→ **Your instructions**
Restate every record word for word, without the pictures.

--- START ---

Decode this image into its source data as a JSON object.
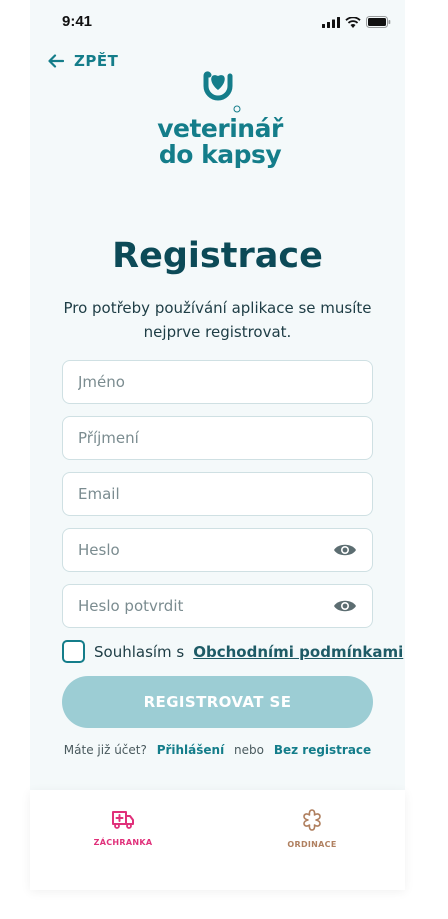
{
  "status_bar": {
    "time": "9:41"
  },
  "nav": {
    "back_label": "ZPĚT"
  },
  "logo": {
    "line1": "veterinář",
    "line2": "do kapsy"
  },
  "header": {
    "title": "Registrace",
    "subtitle": "Pro potřeby používání aplikace se musíte nejprve registrovat."
  },
  "form": {
    "first_name_placeholder": "Jméno",
    "last_name_placeholder": "Příjmení",
    "email_placeholder": "Email",
    "password_placeholder": "Heslo",
    "password_confirm_placeholder": "Heslo potvrdit",
    "consent_prefix": "Souhlasím s",
    "consent_link": "Obchodními podmínkami",
    "submit_label": "REGISTROVAT SE"
  },
  "footer_links": {
    "question": "Máte již účet?",
    "login": "Přihlášení",
    "or": "nebo",
    "no_registration": "Bez registrace"
  },
  "tabs": [
    {
      "label": "ZÁCHRANKA",
      "icon": "ambulance-icon"
    },
    {
      "label": "ORDINACE",
      "icon": "clinic-icon"
    }
  ],
  "colors": {
    "primary": "#147d8a",
    "title": "#0c4a57",
    "button_disabled": "#9ccdd4",
    "tab_active": "#e0307a",
    "tab_inactive": "#b08060"
  }
}
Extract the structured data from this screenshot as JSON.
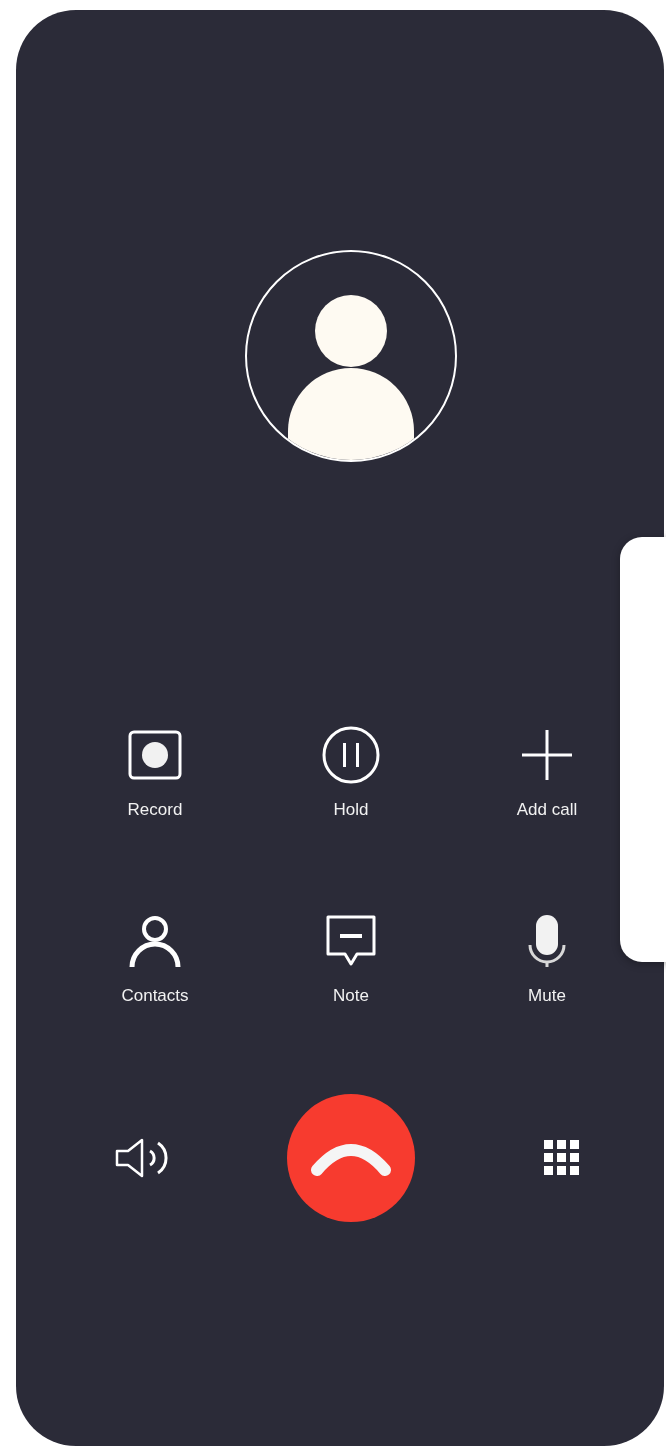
{
  "actions": [
    {
      "kind": "record",
      "label": "Record"
    },
    {
      "kind": "hold",
      "label": "Hold"
    },
    {
      "kind": "add",
      "label": "Add call"
    },
    {
      "kind": "contacts",
      "label": "Contacts"
    },
    {
      "kind": "note",
      "label": "Note"
    },
    {
      "kind": "mute",
      "label": "Mute"
    }
  ],
  "bottom": [
    {
      "kind": "speaker"
    },
    {
      "kind": "end"
    },
    {
      "kind": "keypad"
    }
  ]
}
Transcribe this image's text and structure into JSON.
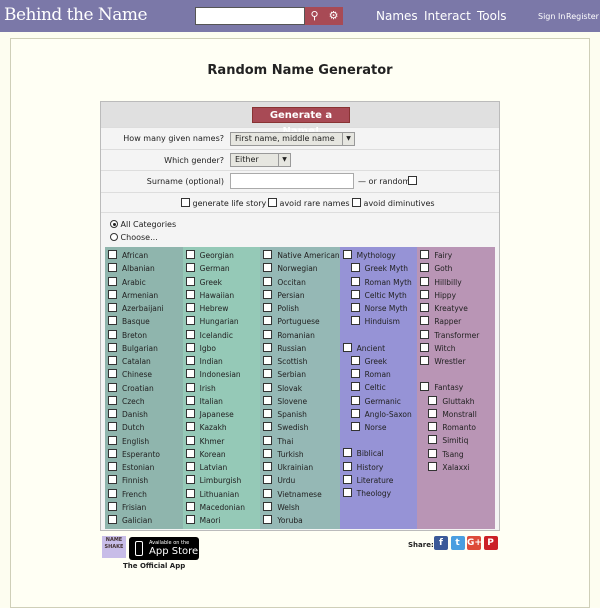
{
  "header": {
    "logo": "Behind the Name",
    "search_placeholder": "",
    "nav": [
      "Names",
      "Interact",
      "Tools"
    ],
    "sign_in": "Sign In",
    "register": "Register",
    "brand_color": "#7b78a8",
    "accent_color": "#a84a55"
  },
  "page": {
    "title": "Random Name Generator"
  },
  "form": {
    "generate_label": "Generate a Name!",
    "given_names_label": "How many given names?",
    "given_names_value": "First name, middle name",
    "gender_label": "Which gender?",
    "gender_value": "Either",
    "surname_label": "Surname (optional)",
    "surname_value": "",
    "or_random_label": "— or random",
    "options": [
      "generate life story",
      "avoid rare names",
      "avoid diminutives"
    ],
    "all_categories": "All Categories",
    "choose": "Choose..."
  },
  "columns": [
    {
      "color": "#8fb5ad",
      "groups": [
        {
          "items": [
            "African",
            "Albanian",
            "Arabic",
            "Armenian",
            "Azerbaijani",
            "Basque",
            "Breton",
            "Bulgarian",
            "Catalan",
            "Chinese",
            "Croatian",
            "Czech",
            "Danish",
            "Dutch",
            "English",
            "Esperanto",
            "Estonian",
            "Finnish",
            "French",
            "Frisian",
            "Galician"
          ]
        }
      ]
    },
    {
      "color": "#95c9b7",
      "groups": [
        {
          "items": [
            "Georgian",
            "German",
            "Greek",
            "Hawaiian",
            "Hebrew",
            "Hungarian",
            "Icelandic",
            "Igbo",
            "Indian",
            "Indonesian",
            "Irish",
            "Italian",
            "Japanese",
            "Kazakh",
            "Khmer",
            "Korean",
            "Latvian",
            "Limburgish",
            "Lithuanian",
            "Macedonian",
            "Maori"
          ]
        }
      ]
    },
    {
      "color": "#95b8b5",
      "groups": [
        {
          "items": [
            "Native American",
            "Norwegian",
            "Occitan",
            "Persian",
            "Polish",
            "Portuguese",
            "Romanian",
            "Russian",
            "Scottish",
            "Serbian",
            "Slovak",
            "Slovene",
            "Spanish",
            "Swedish",
            "Thai",
            "Turkish",
            "Ukrainian",
            "Urdu",
            "Vietnamese",
            "Welsh",
            "Yoruba"
          ]
        }
      ]
    },
    {
      "color": "#9693d6",
      "groups": [
        {
          "head": "Mythology",
          "items": [
            "Greek Myth",
            "Roman Myth",
            "Celtic Myth",
            "Norse Myth",
            "Hinduism"
          ]
        },
        {
          "head": "Ancient",
          "items": [
            "Greek",
            "Roman",
            "Celtic",
            "Germanic",
            "Anglo-Saxon",
            "Norse"
          ]
        },
        {
          "items": [
            "Biblical",
            "History",
            "Literature",
            "Theology"
          ]
        }
      ]
    },
    {
      "color": "#b995b5",
      "groups": [
        {
          "items": [
            "Fairy",
            "Goth",
            "Hillbilly",
            "Hippy",
            "Kreatyve",
            "Rapper",
            "Transformer",
            "Witch",
            "Wrestler"
          ]
        },
        {
          "head": "Fantasy",
          "items": [
            "Gluttakh",
            "Monstrall",
            "Romanto",
            "Simitiq",
            "Tsang",
            "Xalaxxi"
          ]
        }
      ]
    }
  ],
  "footer": {
    "nameshake": "NAME SHAKE",
    "app_store_small": "Available on the",
    "app_store_big": "App Store",
    "official_app": "The Official App",
    "share_label": "Share:",
    "social": [
      {
        "name": "facebook",
        "glyph": "f",
        "color": "#3b5998"
      },
      {
        "name": "twitter",
        "glyph": "t",
        "color": "#4a9ee0"
      },
      {
        "name": "google-plus",
        "glyph": "G+",
        "color": "#dd4b39"
      },
      {
        "name": "pinterest",
        "glyph": "P",
        "color": "#cb2027"
      }
    ]
  }
}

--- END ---

→ **Final answer**
Decode this image into its source data as a JSON object.
{
  "status_bar": {
    "time": "9:41"
  },
  "nav": {
    "back_label": "ZPĚT"
  },
  "logo": {
    "line1": "veterinář",
    "line2": "do kapsy"
  },
  "header": {
    "title": "Registrace",
    "subtitle": "Pro potřeby používání aplikace se musíte nejprve registrovat."
  },
  "form": {
    "first_name_placeholder": "Jméno",
    "last_name_placeholder": "Příjmení",
    "email_placeholder": "Email",
    "password_placeholder": "Heslo",
    "password_confirm_placeholder": "Heslo potvrdit",
    "consent_prefix": "Souhlasím s",
    "consent_link": "Obchodními podmínkami",
    "submit_label": "REGISTROVAT SE"
  },
  "footer_links": {
    "question": "Máte již účet?",
    "login": "Přihlášení",
    "or": "nebo",
    "no_registration": "Bez registrace"
  },
  "tabs": [
    {
      "label": "ZÁCHRANKA",
      "icon": "ambulance-icon"
    },
    {
      "label": "ORDINACE",
      "icon": "clinic-icon"
    }
  ],
  "colors": {
    "primary": "#147d8a",
    "title": "#0c4a57",
    "button_disabled": "#9ccdd4",
    "tab_active": "#e0307a",
    "tab_inactive": "#b08060"
  }
}
Extract the structured data from this screenshot as JSON.
{
  "actions": [
    {
      "kind": "record",
      "label": "Record"
    },
    {
      "kind": "hold",
      "label": "Hold"
    },
    {
      "kind": "add",
      "label": "Add call"
    },
    {
      "kind": "contacts",
      "label": "Contacts"
    },
    {
      "kind": "note",
      "label": "Note"
    },
    {
      "kind": "mute",
      "label": "Mute"
    }
  ],
  "bottom": [
    {
      "kind": "speaker"
    },
    {
      "kind": "end"
    },
    {
      "kind": "keypad"
    }
  ]
}
Transcribe this image's text and structure into JSON.
{
  "header": {
    "logo": "Behind the Name",
    "search_placeholder": "",
    "nav": [
      "Names",
      "Interact",
      "Tools"
    ],
    "sign_in": "Sign In",
    "register": "Register",
    "brand_color": "#7b78a8",
    "accent_color": "#a84a55"
  },
  "page": {
    "title": "Random Name Generator"
  },
  "form": {
    "generate_label": "Generate a Name!",
    "given_names_label": "How many given names?",
    "given_names_value": "First name, middle name",
    "gender_label": "Which gender?",
    "gender_value": "Either",
    "surname_label": "Surname (optional)",
    "surname_value": "",
    "or_random_label": "— or random",
    "options": [
      "generate life story",
      "avoid rare names",
      "avoid diminutives"
    ],
    "all_categories": "All Categories",
    "choose": "Choose..."
  },
  "columns": [
    {
      "color": "#8fb5ad",
      "groups": [
        {
          "items": [
            "African",
            "Albanian",
            "Arabic",
            "Armenian",
            "Azerbaijani",
            "Basque",
            "Breton",
            "Bulgarian",
            "Catalan",
            "Chinese",
            "Croatian",
            "Czech",
            "Danish",
            "Dutch",
            "English",
            "Esperanto",
            "Estonian",
            "Finnish",
            "French",
            "Frisian",
            "Galician"
          ]
        }
      ]
    },
    {
      "color": "#95c9b7",
      "groups": [
        {
          "items": [
            "Georgian",
            "German",
            "Greek",
            "Hawaiian",
            "Hebrew",
            "Hungarian",
            "Icelandic",
            "Igbo",
            "Indian",
            "Indonesian",
            "Irish",
            "Italian",
            "Japanese",
            "Kazakh",
            "Khmer",
            "Korean",
            "Latvian",
            "Limburgish",
            "Lithuanian",
            "Macedonian",
            "Maori"
          ]
        }
      ]
    },
    {
      "color": "#95b8b5",
      "groups": [
        {
          "items": [
            "Native American",
            "Norwegian",
            "Occitan",
            "Persian",
            "Polish",
            "Portuguese",
            "Romanian",
            "Russian",
            "Scottish",
            "Serbian",
            "Slovak",
            "Slovene",
            "Spanish",
            "Swedish",
            "Thai",
            "Turkish",
            "Ukrainian",
            "Urdu",
            "Vietnamese",
            "Welsh",
            "Yoruba"
          ]
        }
      ]
    },
    {
      "color": "#9693d6",
      "groups": [
        {
          "head": "Mythology",
          "items": [
            "Greek Myth",
            "Roman Myth",
            "Celtic Myth",
            "Norse Myth",
            "Hinduism"
          ]
        },
        {
          "head": "Ancient",
          "items": [
            "Greek",
            "Roman",
            "Celtic",
            "Germanic",
            "Anglo-Saxon",
            "Norse"
          ]
        },
        {
          "items": [
            "Biblical",
            "History",
            "Literature",
            "Theology"
          ]
        }
      ]
    },
    {
      "color": "#b995b5",
      "groups": [
        {
          "items": [
            "Fairy",
            "Goth",
            "Hillbilly",
            "Hippy",
            "Kreatyve",
            "Rapper",
            "Transformer",
            "Witch",
            "Wrestler"
          ]
        },
        {
          "head": "Fantasy",
          "items": [
            "Gluttakh",
            "Monstrall",
            "Romanto",
            "Simitiq",
            "Tsang",
            "Xalaxxi"
          ]
        }
      ]
    }
  ],
  "footer": {
    "nameshake": "NAME SHAKE",
    "app_store_small": "Available on the",
    "app_store_big": "App Store",
    "official_app": "The Official App",
    "share_label": "Share:",
    "social": [
      {
        "name": "facebook",
        "glyph": "f",
        "color": "#3b5998"
      },
      {
        "name": "twitter",
        "glyph": "t",
        "color": "#4a9ee0"
      },
      {
        "name": "google-plus",
        "glyph": "G+",
        "color": "#dd4b39"
      },
      {
        "name": "pinterest",
        "glyph": "P",
        "color": "#cb2027"
      }
    ]
  }
}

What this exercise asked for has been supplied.